ProAquaVcare – Probiotic-based treatment targets shrimp pathogen

Scientists at International Islamic University Malaysia have developed a probiotic-based treatment that could help Asia’s shrimp industry recover from repeated pandemics of bacterial infection.

EMS shrimp (left) compared to normal shrimp (right). Infected shrimp shows empty stomach and gut
with a shrunken and brighter hepatopancreas (labelled with black arrow).

 The product, called ProAquaVcare, includes probiotic bacterial strains derived from black tip sharks and immune-boosting garlic powder. It is hoped the product can treat shrimp infected with the bacterium Vibrio parahaemolyticus, which leads to ‘early mortality syndrome’ (EMS), also known as acute hepatopancreatic necrosis syndrome (AHPNS).

 Approximately 5.37 million tonnes of shrimp are produced in Asia (FAO, 2017). In the region, an open pond system has been a tradition and common way of farming.But this type of farming makes shrimp vulnerable to diseases carried by birds and insects or caused by contaminated water bodies, triggering episodes of aquaculture pandemic. 

Recently, global shrimp industries have been affected by EMS/AHPNS. Studies have revealed the culprit to be Vibrio parahaemolyticus, which produces a potent toxin that damages shrimps’ vital digestive organ, the hepatopancreas. This disease has resulted in 100% mortality and productivity loss, leading to negative growth in the industry since 2010. Farmers often treat the disease using antibiotics and chemicals, triggering the emergence of antibiotic-resistant strains and leading to the production of contaminated shrimp. As a result, the USFDA has issued bans on Asian shrimp products following a pandemic cycle.

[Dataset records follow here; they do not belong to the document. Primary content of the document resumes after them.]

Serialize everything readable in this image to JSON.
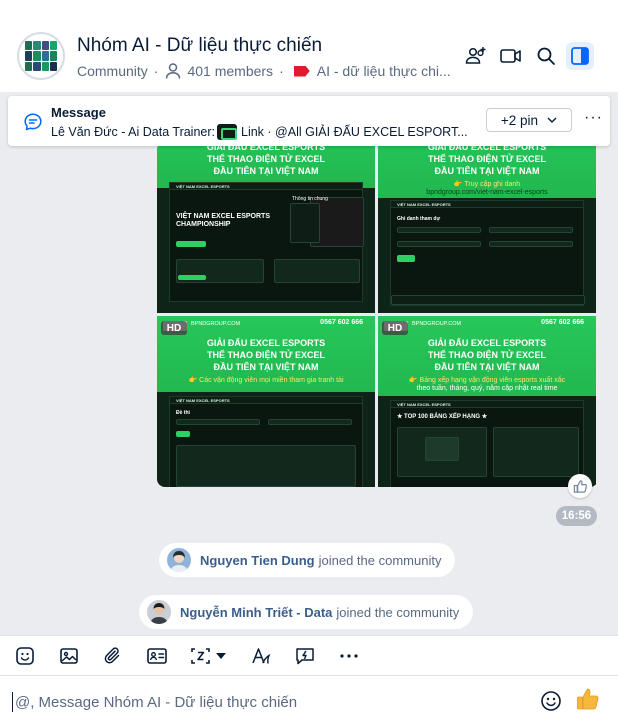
{
  "header": {
    "title": "Nhóm AI - Dữ liệu thực chiến",
    "type_label": "Community",
    "members": "401 members",
    "tag": "AI - dữ liệu thực chi...",
    "colors": {
      "tag": "#e01b2f",
      "active_bg": "#e5efff",
      "accent": "#0068ff"
    }
  },
  "pinned": {
    "title": "Message",
    "preview_sender": "Lê Văn Đức - Ai Data Trainer:",
    "preview_text": "Link · @All GIẢI ĐẤU EXCEL ESPORT...",
    "count": "+2 pin",
    "more": "···"
  },
  "images": [
    {
      "site": "",
      "phone": "",
      "hd": "",
      "line1": "GIẢI ĐẤU EXCEL ESPORTS",
      "line2": "THỂ THAO ĐIỆN TỬ EXCEL",
      "line3": "ĐẦU TIÊN TẠI VIỆT NAM",
      "yellow": "",
      "link": "",
      "screen_title": "VIỆT NAM EXCEL ESPORTS CHAMPIONSHIP",
      "side_title": "Thông tin chung"
    },
    {
      "site": "",
      "phone": "",
      "hd": "",
      "line1": "GIẢI ĐẤU EXCEL ESPORTS",
      "line2": "THỂ THAO ĐIỆN TỬ EXCEL",
      "line3": "ĐẦU TIÊN TẠI VIỆT NAM",
      "yellow": "👉 Truy cập ghi danh",
      "link": "bpndgroup.com/viet-nam-excel-esports",
      "screen_title": "Ghi danh tham dự",
      "side_title": ""
    },
    {
      "site": "BPNDGROUP.COM",
      "phone": "0567 602 666",
      "hd": "HD",
      "line1": "GIẢI ĐẤU EXCEL ESPORTS",
      "line2": "THỂ THAO ĐIỆN TỬ EXCEL",
      "line3": "ĐẦU TIÊN TẠI VIỆT NAM",
      "yellow": "👉 Các vận động viên mọi miền tham gia tranh tài",
      "link": "",
      "screen_title": "Đề thi",
      "side_title": ""
    },
    {
      "site": "BPNDGROUP.COM",
      "phone": "0567 602 666",
      "hd": "HD",
      "line1": "GIẢI ĐẤU EXCEL ESPORTS",
      "line2": "THỂ THAO ĐIỆN TỬ EXCEL",
      "line3": "ĐẦU TIÊN TẠI VIỆT NAM",
      "yellow": "👉 Bảng xếp hạng vận động viên esports xuất xắc",
      "yellow2": "theo tuần, tháng, quý, năm cập nhật real time",
      "link": "",
      "screen_title": "★ TOP 100 BẢNG XẾP HẠNG ★",
      "side_title": ""
    }
  ],
  "message_time": "16:56",
  "events": [
    {
      "name": "Nguyen Tien Dung",
      "action": "joined the community"
    },
    {
      "name": "Nguyễn Minh Triết - Data",
      "action": "joined the community"
    }
  ],
  "input": {
    "placeholder": "@, Message Nhóm AI - Dữ liệu thực chiến"
  }
}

A prototype, called ProAquaVcare, has been developed using these strains to manage EMS/AHPNS outbreaks. The product will be used in combination with garlic powder, which is also known to stimulate the shrimp immune system.
Dr. Tengku Haziyamin Tengku Abdul Hamid

Probiotics are live bacteria that benefit humans and are widely applied in animal feeds. They are commonly used to minimize and manage bacterial outbreaks in shrimp farming. But components vary in commercial probiotics, can be undefined and lack standardisation. Shrimp farmers often use probiotic strains that do not have GRAS (generally regarded as safe) status, affecting human safety.

Agar well diffusion of Lactococcus lactis strains inhibit V. parahaemolyticus on a nutrient agar plate.

A team, led by Dr Tengku Haziyamin Tengku Abdul Hamid at Kulliyyah of Science, International Islamic University Malaysia, has identified probiotic strains with potent antagonism against virulent strains of V. parahemolyticus and Vibrio alginolyticus.

The probiotic strains belong to gram positive cocci and have been identified as Lactococcus lactis strain FA1, FA2, FA3 and FA4. They were originally isolated from the internal organ of a freshly caught black tip shark (Carchahinus limbatus) sold in a local fresh market. These strains were able to produce the antibacterial protein bacteriocin. Studies are now underway to characterise their full properties.

C) The inhibitory effect of L. lactis strain’s cell-free supernatant (CFS) of different diluents on the growth of V. parahaemolyticus (Log CFU/ml).

The team is actively looking for collaboration and funding to run shrimp trials before proceeding to the next level of commercialisation. It believes ProAquaVcare is a future game changer in shrimp probiotics and could help recover the industry to its full capacity.

The ProAquaVcare prototype was awarded gold medal for International Innovation Award in the recent Malaysian Technology Expo 2021 (MTE 2021).

Contact details:

Dr. Tengku HaziyaminTengku Abdul Hamid: [email protected]

International Islamic University Malaysia

25200 Jalan Istana, Bandar Indera Mahkota, Kuantan



Tengku Haziyamin Tengku Abdul Hamid, Khairil Ikhwan Ahmad Zahli, Mohammed Alotaibi (2021) Lactococcus lactis strains from intestinal organ of Black tips shark Carcharhinus limbatus producing nisin-like bacteriocin active against shrimp and fish pathogens (Vibrio parahaemolyticus and Vibrio alginolyticus).Journal of Microbiology, Biotechnology and Food Sciences. 10(3); 354-360, DOI: 10.15414/jmbfs.2020.10.3.354-360